Whenever someone we know and love dies it is a terrible loss. Whenever someone famous dies, especially if that person dies suddenly and tragically, the loss is felt by thousands and possibly millions of people. Thus it was when my wife Ann texted me at 3:42 p.m. on Sunday afternoon: Kobe Bryant died. One minute later: Helicopter crash.
There is a psychological phenomenon known as “basking in the reflective glory” that draws people into a “personal” relationship with famous people. It is easy to see this in action when people use the word “we” to describe events surrounding a team or when they get wrapped up in the personal lives of celebrities in the world of entertainment. As human beings, we are all desirous of friends and a community, and the isolation of a post-modern, technologically driven world makes us way too vulnerable to connections that exist only in our minds.
But when we strip all of that away, we are still left with the realization that another human being has died, and, in this case, nine other human beings have died. The headlines are for the famous, and maybe in the actual text of the news story it will be related that others were also on board, but headlines are fleeting. Amidst the calls to remember Kobe, as well as his daughter Gianna, we should not forget to pray for the repose of the other seven souls on that helicopter.
As a Catholic – and, as it seems, a practicing one at that – Kobe Bryant would know that. Every soul matters, and when each person stands before the judgment seat of God there are no free passes given to the rich and famous, and St. Peter has no desire to take a selfie with someone because he was deemed by many to be a (and why this term isn’t seen as an insult I will never know) GOAT.
There is only one Greatest of All Time, and He is the One whose sacrifice on the Cross brought salvation to the whole human race.

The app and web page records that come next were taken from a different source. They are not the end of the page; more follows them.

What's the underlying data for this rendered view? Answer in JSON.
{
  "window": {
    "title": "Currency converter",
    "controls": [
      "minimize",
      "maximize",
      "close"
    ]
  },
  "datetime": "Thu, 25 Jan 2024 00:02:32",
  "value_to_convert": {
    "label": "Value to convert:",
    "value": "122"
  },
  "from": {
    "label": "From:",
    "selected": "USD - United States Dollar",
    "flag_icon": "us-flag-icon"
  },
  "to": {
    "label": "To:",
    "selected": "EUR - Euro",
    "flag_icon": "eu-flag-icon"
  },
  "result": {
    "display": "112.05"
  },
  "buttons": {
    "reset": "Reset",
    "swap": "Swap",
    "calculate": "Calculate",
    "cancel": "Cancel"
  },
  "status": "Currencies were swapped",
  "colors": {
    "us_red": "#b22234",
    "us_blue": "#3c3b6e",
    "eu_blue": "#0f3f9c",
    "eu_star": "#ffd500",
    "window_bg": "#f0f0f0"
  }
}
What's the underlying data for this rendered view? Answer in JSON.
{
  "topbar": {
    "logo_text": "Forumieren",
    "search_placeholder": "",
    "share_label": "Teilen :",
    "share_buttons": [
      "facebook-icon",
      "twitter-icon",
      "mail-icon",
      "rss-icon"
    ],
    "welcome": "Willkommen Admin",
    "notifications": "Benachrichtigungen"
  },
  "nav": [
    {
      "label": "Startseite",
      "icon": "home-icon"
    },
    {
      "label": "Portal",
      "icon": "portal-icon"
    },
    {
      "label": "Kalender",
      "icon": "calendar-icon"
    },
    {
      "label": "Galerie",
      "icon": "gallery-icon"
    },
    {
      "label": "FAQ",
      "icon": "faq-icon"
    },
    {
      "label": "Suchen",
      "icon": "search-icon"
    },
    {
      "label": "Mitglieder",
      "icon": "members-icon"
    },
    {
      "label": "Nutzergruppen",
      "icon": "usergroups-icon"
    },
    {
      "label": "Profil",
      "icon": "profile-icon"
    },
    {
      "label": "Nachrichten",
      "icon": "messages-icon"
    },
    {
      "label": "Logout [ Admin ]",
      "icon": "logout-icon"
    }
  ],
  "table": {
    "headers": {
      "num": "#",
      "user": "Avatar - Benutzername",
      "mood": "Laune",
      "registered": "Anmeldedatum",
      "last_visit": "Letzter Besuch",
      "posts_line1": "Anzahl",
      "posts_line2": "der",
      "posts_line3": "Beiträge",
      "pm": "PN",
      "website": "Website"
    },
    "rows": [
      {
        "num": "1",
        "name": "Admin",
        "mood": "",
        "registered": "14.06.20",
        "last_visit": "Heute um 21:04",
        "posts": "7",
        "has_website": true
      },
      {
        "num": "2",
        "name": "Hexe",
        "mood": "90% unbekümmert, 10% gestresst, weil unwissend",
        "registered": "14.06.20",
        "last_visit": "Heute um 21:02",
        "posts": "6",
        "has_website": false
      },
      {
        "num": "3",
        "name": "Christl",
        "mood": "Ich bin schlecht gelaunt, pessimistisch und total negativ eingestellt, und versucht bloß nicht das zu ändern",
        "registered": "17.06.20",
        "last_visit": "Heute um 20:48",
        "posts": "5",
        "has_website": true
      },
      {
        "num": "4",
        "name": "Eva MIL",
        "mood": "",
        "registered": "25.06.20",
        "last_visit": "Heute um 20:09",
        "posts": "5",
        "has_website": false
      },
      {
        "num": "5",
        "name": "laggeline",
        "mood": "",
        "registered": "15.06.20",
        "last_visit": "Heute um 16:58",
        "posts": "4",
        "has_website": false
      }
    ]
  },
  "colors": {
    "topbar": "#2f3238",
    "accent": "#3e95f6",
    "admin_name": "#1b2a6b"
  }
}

Binding her or himself to that Cross makes someone a superstar in the eyes of God, and the heavenly Hall of Fame is filled by those who lived the Beatitudes and acted on behalf of the least of Jesus’ sisters and brothers.

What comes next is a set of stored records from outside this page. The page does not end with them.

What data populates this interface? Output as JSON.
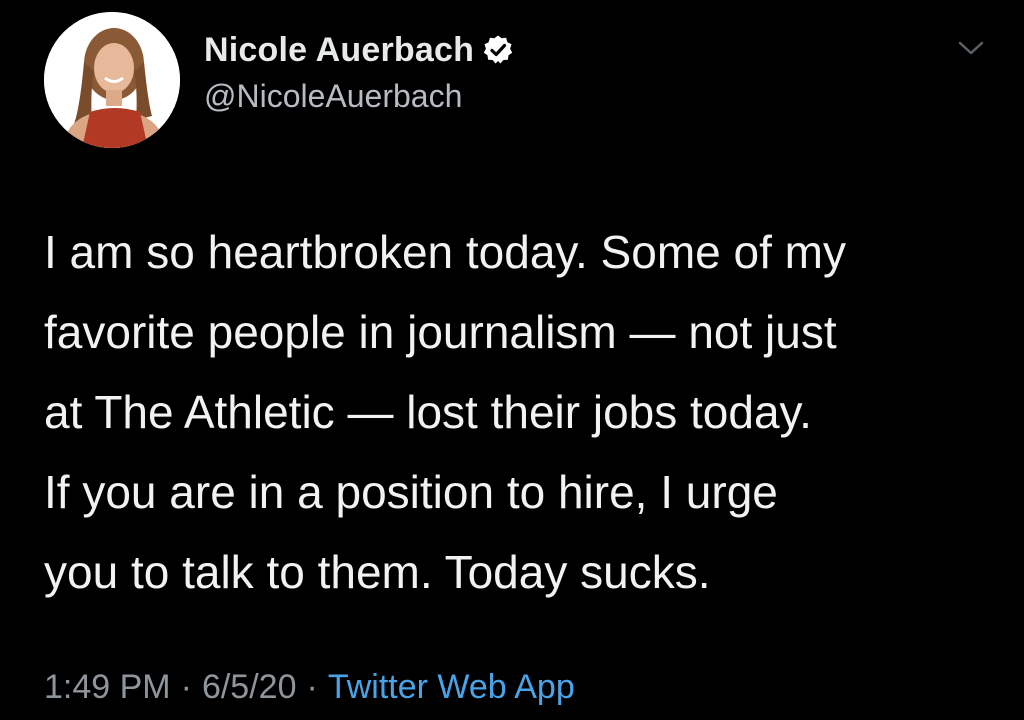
{
  "author": {
    "display_name": "Nicole Auerbach",
    "handle": "@NicoleAuerbach",
    "verified": true
  },
  "tweet": {
    "text": "I am so heartbroken today. Some of my\nfavorite people in journalism — not just\nat The Athletic — lost their jobs today.\nIf you are in a position to hire, I urge\nyou to talk to them. Today sucks.",
    "time": "1:49 PM",
    "date": "6/5/20",
    "separator": "·",
    "source": "Twitter Web App"
  },
  "icons": {
    "verified": "verified-badge-icon",
    "menu": "chevron-down-icon"
  },
  "colors": {
    "background": "#000000",
    "text": "#f2f2f2",
    "secondary": "#8e959b",
    "link": "#4aa3e6"
  }
}
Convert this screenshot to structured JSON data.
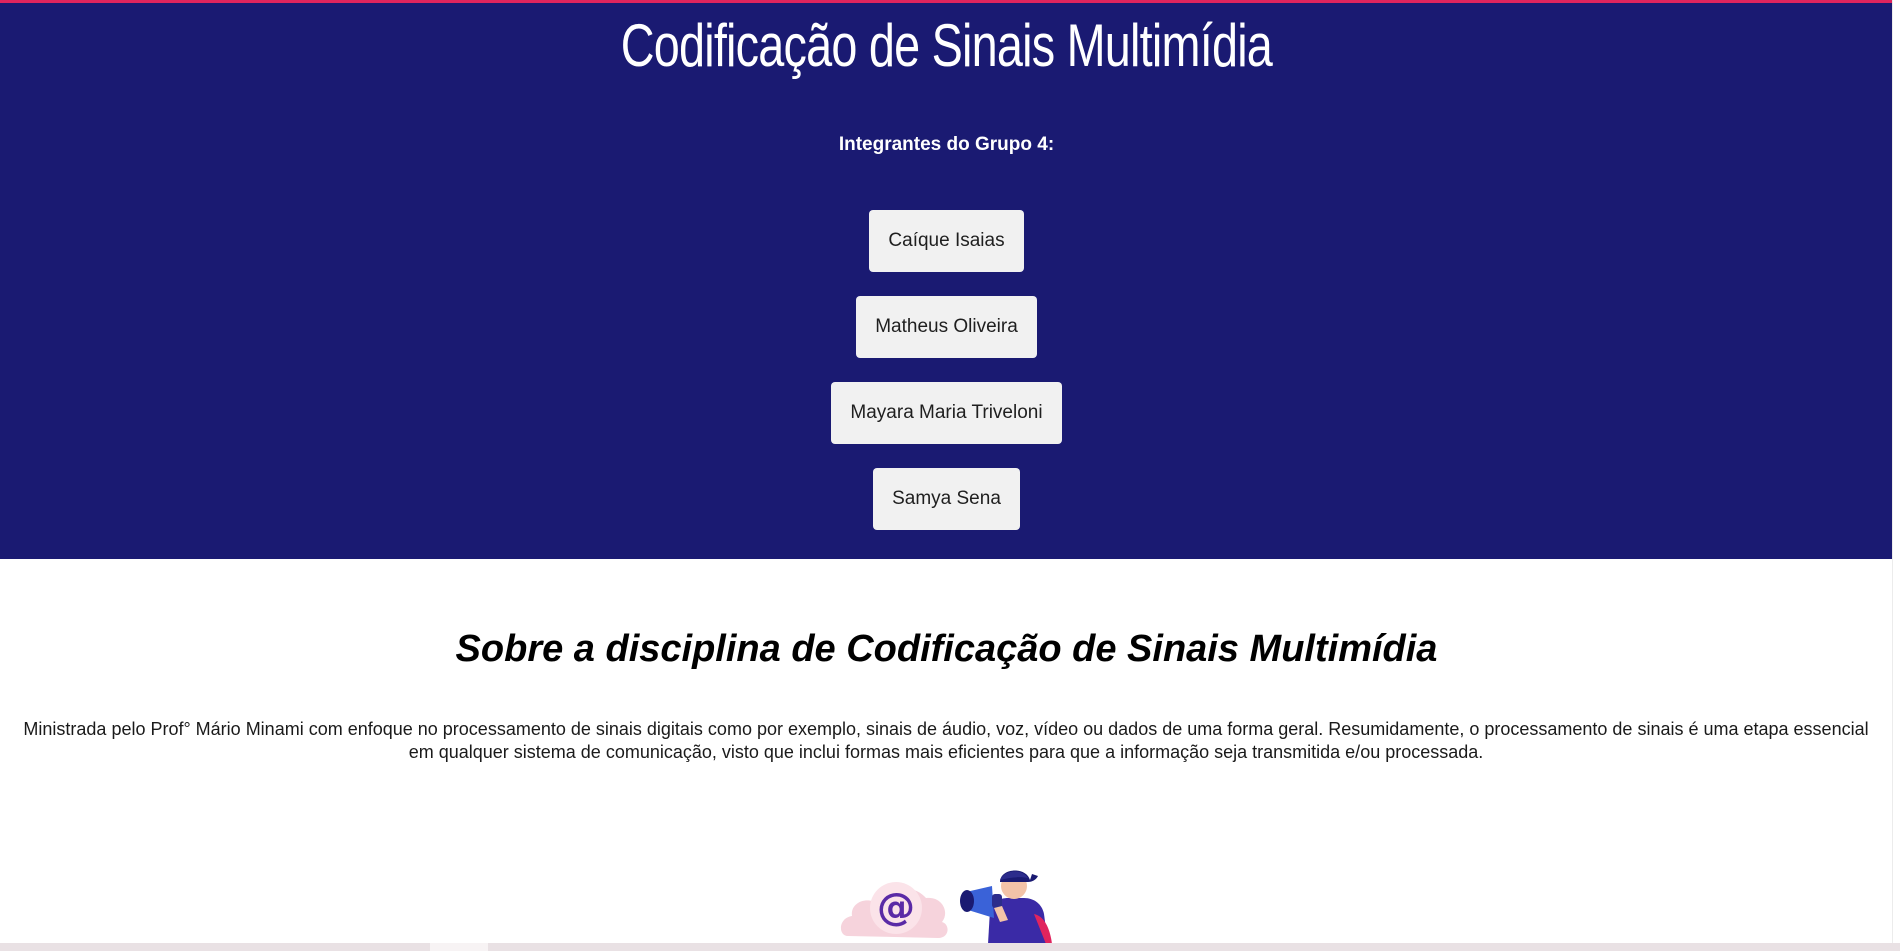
{
  "colors": {
    "hero_background": "#1a1a72",
    "top_accent": "#e0245e"
  },
  "hero": {
    "title": "Codificação de Sinais Multimídia",
    "members_heading": "Integrantes do Grupo 4:",
    "members": [
      "Caíque Isaias",
      "Matheus Oliveira",
      "Mayara Maria Triveloni",
      "Samya Sena"
    ]
  },
  "about": {
    "title": "Sobre a disciplina de Codificação de Sinais Multimídia",
    "text": "Ministrada pelo Prof° Mário Minami com enfoque no processamento de sinais digitais como por exemplo, sinais de áudio, voz, vídeo ou dados de uma forma geral. Resumidamente, o processamento de sinais é uma etapa essencial em qualquer sistema de comunicação, visto que inclui formas mais eficientes para que a informação seja transmitida e/ou processada."
  },
  "illustration": {
    "icon_names": [
      "at-sign-cloud-icon",
      "megaphone-person-icon"
    ],
    "at_symbol": "@"
  }
}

Our Church teaches that on Sunday afternoon Kobe Bryant and the eight others who died with him faced their final judgment at the hands of a just and merciful God. Most people know nothing about the lives led by the other passengers of that helicopter, but because of his great fame people will find it easy to declare where they think Kobe Bryant resides today.

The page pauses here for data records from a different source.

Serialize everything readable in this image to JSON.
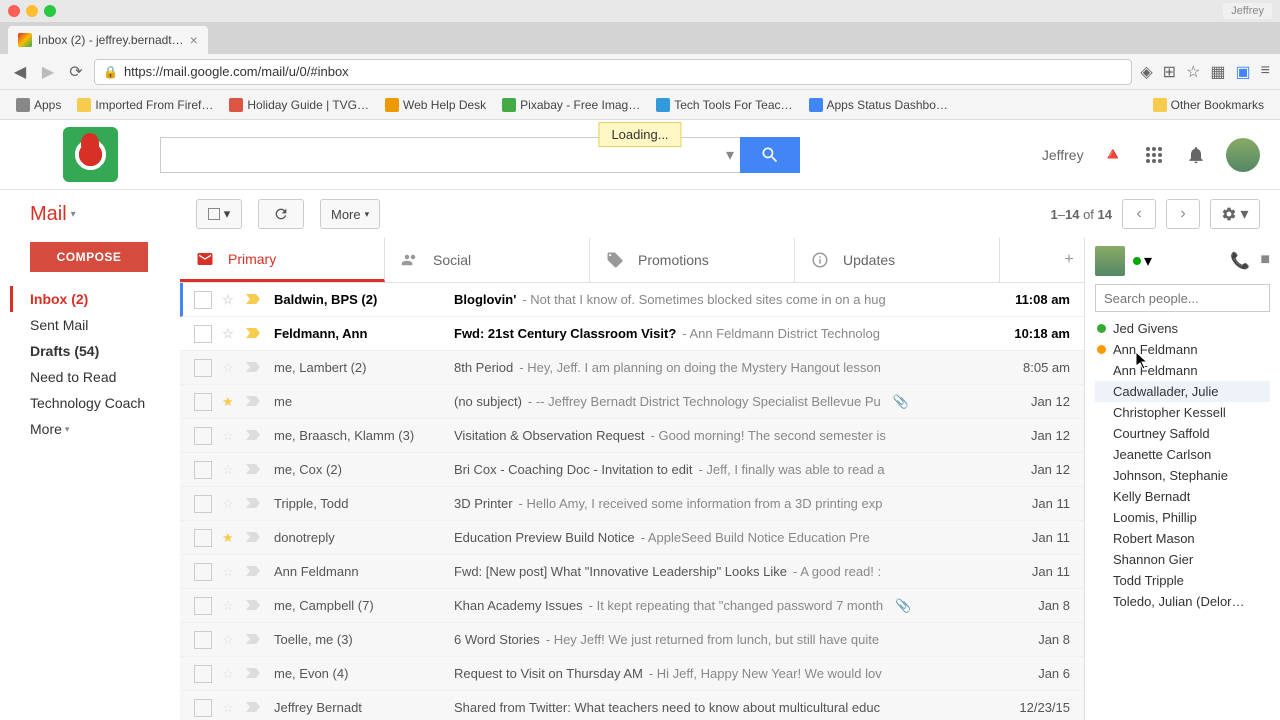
{
  "browser": {
    "tab_title": "Inbox (2) - jeffrey.bernadt…",
    "url": "https://mail.google.com/mail/u/0/#inbox",
    "user_button": "Jeffrey",
    "bookmarks": [
      {
        "label": "Apps"
      },
      {
        "label": "Imported From Firef…"
      },
      {
        "label": "Holiday Guide | TVG…"
      },
      {
        "label": "Web Help Desk"
      },
      {
        "label": "Pixabay - Free Imag…"
      },
      {
        "label": "Tech Tools For Teac…"
      },
      {
        "label": "Apps Status Dashbo…"
      }
    ],
    "other_bookmarks": "Other Bookmarks"
  },
  "header": {
    "loading": "Loading...",
    "user_name": "Jeffrey"
  },
  "toolbar": {
    "mail_label": "Mail",
    "more_label": "More",
    "page_count_html": "1–14 of 14"
  },
  "sidebar": {
    "compose": "COMPOSE",
    "items": [
      {
        "label": "Inbox (2)",
        "active": true
      },
      {
        "label": "Sent Mail"
      },
      {
        "label": "Drafts (54)",
        "bold": true
      },
      {
        "label": "Need to Read"
      },
      {
        "label": "Technology Coach"
      }
    ],
    "more": "More"
  },
  "tabs": [
    {
      "label": "Primary",
      "active": true
    },
    {
      "label": "Social"
    },
    {
      "label": "Promotions"
    },
    {
      "label": "Updates"
    }
  ],
  "mails": [
    {
      "unread": true,
      "star": false,
      "important": true,
      "sender": "Baldwin, BPS (2)",
      "subject": "Bloglovin'",
      "snippet": " - Not that I know of. Sometimes blocked sites come in on a hug",
      "date": "11:08 am"
    },
    {
      "unread": true,
      "star": false,
      "important": true,
      "sender": "Feldmann, Ann",
      "subject": "Fwd: 21st Century Classroom Visit?",
      "snippet": " - Ann Feldmann District Technolog",
      "date": "10:18 am"
    },
    {
      "unread": false,
      "star": false,
      "important": false,
      "sender": "me, Lambert (2)",
      "subject": "8th Period",
      "snippet": " - Hey, Jeff. I am planning on doing the Mystery Hangout lesson",
      "date": "8:05 am"
    },
    {
      "unread": false,
      "star": true,
      "important": false,
      "sender": "me",
      "subject": "(no subject)",
      "snippet": " - -- Jeffrey Bernadt District Technology Specialist Bellevue Pu",
      "date": "Jan 12",
      "attach": true
    },
    {
      "unread": false,
      "star": false,
      "important": false,
      "sender": "me, Braasch, Klamm (3)",
      "subject": "Visitation & Observation Request",
      "snippet": " - Good morning! The second semester is",
      "date": "Jan 12"
    },
    {
      "unread": false,
      "star": false,
      "important": false,
      "sender": "me, Cox (2)",
      "subject": "Bri Cox - Coaching Doc - Invitation to edit",
      "snippet": " - Jeff, I finally was able to read a",
      "date": "Jan 12"
    },
    {
      "unread": false,
      "star": false,
      "important": false,
      "sender": "Tripple, Todd",
      "subject": "3D Printer",
      "snippet": " - Hello Amy, I received some information from a 3D printing exp",
      "date": "Jan 11"
    },
    {
      "unread": false,
      "star": true,
      "important": false,
      "sender": "donotreply",
      "subject": "Education Preview Build Notice",
      "snippet": " -  AppleSeed Build Notice Education Pre",
      "date": "Jan 11"
    },
    {
      "unread": false,
      "star": false,
      "important": false,
      "sender": "Ann Feldmann",
      "subject": "Fwd: [New post] What \"Innovative Leadership\" Looks Like",
      "snippet": " - A good read! :",
      "date": "Jan 11"
    },
    {
      "unread": false,
      "star": false,
      "important": false,
      "sender": "me, Campbell (7)",
      "subject": "Khan Academy Issues",
      "snippet": " - It kept repeating that \"changed password 7 month",
      "date": "Jan 8",
      "attach": true
    },
    {
      "unread": false,
      "star": false,
      "important": false,
      "sender": "Toelle, me (3)",
      "subject": "6 Word Stories",
      "snippet": " - Hey Jeff! We just returned from lunch, but still have quite",
      "date": "Jan 8"
    },
    {
      "unread": false,
      "star": false,
      "important": false,
      "sender": "me, Evon (4)",
      "subject": "Request to Visit on Thursday AM",
      "snippet": " - Hi Jeff, Happy New Year! We would lov",
      "date": "Jan 6"
    },
    {
      "unread": false,
      "star": false,
      "important": false,
      "sender": "Jeffrey Bernadt",
      "subject": "Shared from Twitter: What teachers need to know about multicultural educ",
      "snippet": "",
      "date": "12/23/15"
    }
  ],
  "chat": {
    "search_placeholder": "Search people...",
    "people": [
      {
        "name": "Jed Givens",
        "status": "green"
      },
      {
        "name": "Ann Feldmann",
        "status": "orange"
      },
      {
        "name": "Ann Feldmann",
        "status": "none"
      },
      {
        "name": "Cadwallader, Julie",
        "status": "none",
        "hover": true
      },
      {
        "name": "Christopher Kessell",
        "status": "none"
      },
      {
        "name": "Courtney Saffold",
        "status": "none"
      },
      {
        "name": "Jeanette Carlson",
        "status": "none"
      },
      {
        "name": "Johnson, Stephanie",
        "status": "none"
      },
      {
        "name": "Kelly Bernadt",
        "status": "none"
      },
      {
        "name": "Loomis, Phillip",
        "status": "none"
      },
      {
        "name": "Robert Mason",
        "status": "none"
      },
      {
        "name": "Shannon Gier",
        "status": "none"
      },
      {
        "name": "Todd Tripple",
        "status": "none"
      },
      {
        "name": "Toledo, Julian (Delor…",
        "status": "none"
      }
    ]
  }
}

His fans, fueled by the media’s addiction to hyperbole, will be declaring him a secular, and maybe even a religious, saint. On the other side of the fence, there will be those who look to the 2003 allegations of rape, his admission of adultery, and his wife’s 2011 divorce filing as reasons for a different eternal home for the five time NBA champion.
Sober, Catholic reflection on this matter removes both of these options from the table, and instead must conclude that this is a matter that only God knows how to decide because only God knows the whole story and the real Kobe Bryant. What we do know is that Kobe and his wife Vanessa never abandoned their sacramental marriage and that Kobe and his daughter Gianna received our Lord in the Eucharist at Mass on Sunday.
As with all of our beloved dead, we are called to pray for their eternal souls. We hope that they died in the state of grace and that they are making their way through the purgatorial path to eternal beatitude in Heaven with God and the saints. We do no one any good service by canonizing them at their death or by condemning them to the eternal fires of Hell. Both of those conclusions remove any benefits that our prayers might bring to them on their path. Our prayers need to be the same kind of support for those in purgatory that the prayers of the saints in heaven are for us here on earth.
And for those like Kobe Bryant who are used to applause there can be no sound greater than the silence of two hands prayerfully clasped together in support of his making the cut and securing a spot, even if as a lowly benchwarmer, on the only team that really matters.